Lordstown and Trumbull County stand to lose hundreds of high-paid construction jobs as well as dozens of permanent plant jobs, along with millions of dollars in revenue to the local school district and other tax revenue if a second local power plant project is lost.
A dispute between the plant’s owner, Clean Energy Future LLC, and several investors could spoil plans to add a second $900 million twin plant to the one that already is well underway and expected to be completed by this summer. The towering first $900 million Lordstown Energy Center being built off Henn Parkway is visible to motorists traveling on state Route 45 in Lordstown.
Approval had been granted by the Ohio Power Siting Board for a twin power plant dubbed the Trumbull Energy Center and slated for construction adjacent to the first plant. The second plant also is expected to cost around $900 million, putting the total at a staggering $1.8 billion investment. That may well be the largest dollar investment ever made at one time in Trumbull County.
But a dispute that appears to be rooted in existing deed restrictions and what effect the second plant will have on operations at the first plant has disrupted plans.

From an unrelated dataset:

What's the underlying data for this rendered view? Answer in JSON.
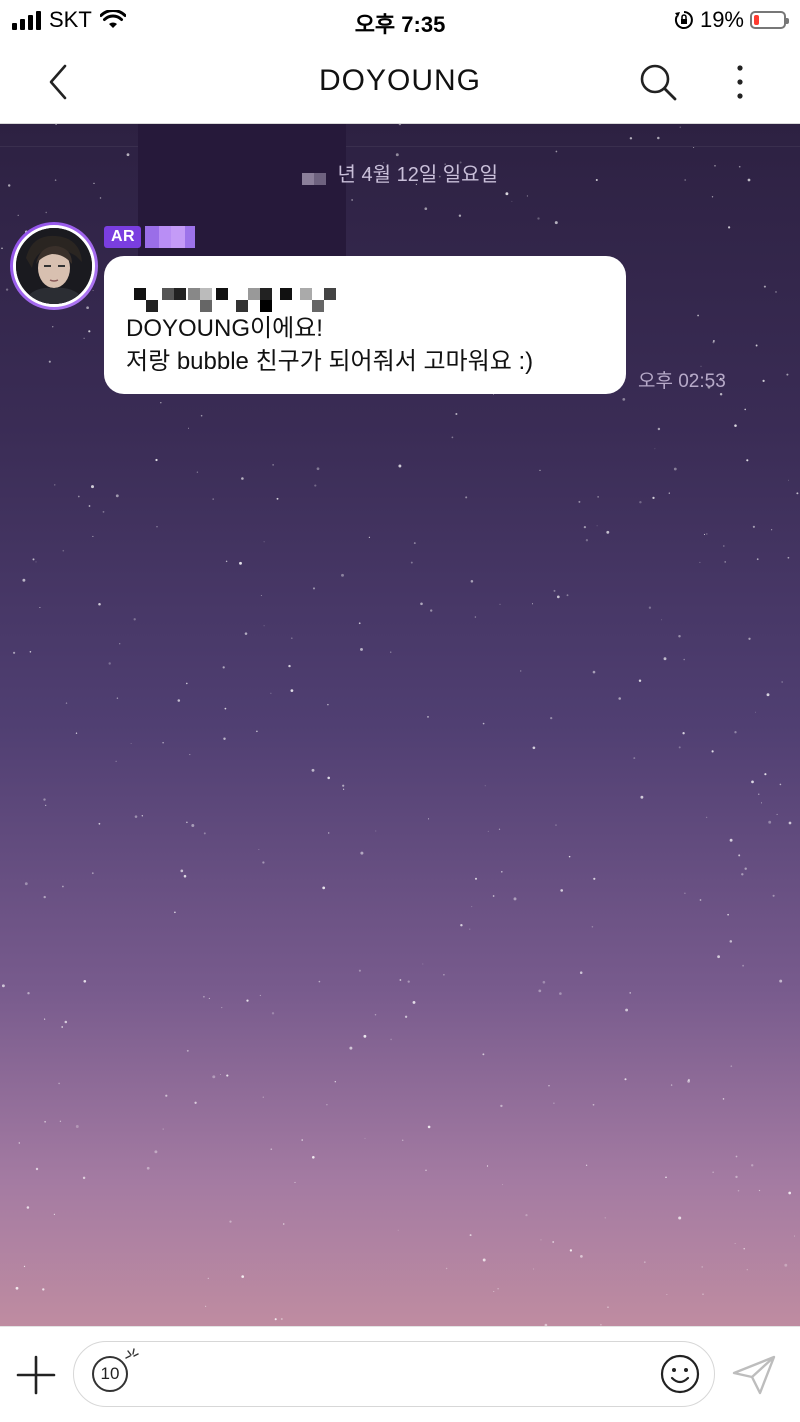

The projects, a venture of Clean Energy Future LLC, are headed by William Siderewicz, and Clean Energy Future-Lordstown. The Macquarie Group is the lead owner of Clean Energy Future-Lordstown with around 70 percent ownership, according to court documents, while Siemens Financial Services Inc. owns 26 percent and Clean Energy Future LLC owns 4 percent.
Deed restrictions exist on the land where both plants would be built, which Clean Energy Future-Lordstown has not signed off on for the second plant. Before they acquiesce, however, they are seeking a study to show what impact development of the second plant might have on their first plant. That dispute and study are expected to delay the project.
The question of impact is logical, and certainly the owners of the first plant are entitled to those answers. Still, we believe that as a savvy businessman, Siderewicz — Clean Energy Future’s president — would not have opened the door for a second plant had he not seen the opportunity for success in both plants.
Lordstown Mayor Arno Hill remains hopeful that the involved parties will work out the dispute and move forward with construction of the second plant.
We hope so, too.
Together, the plants would provide power to some 1.7 million Ohio homes and generate hundreds of local jobs for the skilled workers who will build the plants. Parent company Clean Energy Future LLC already has proven it wants to be a good neighbor.
We hope they move quickly to answer the questions and resolve the dispute.
At the end of the day, if it is proven that both plants will be successful, everyone wins.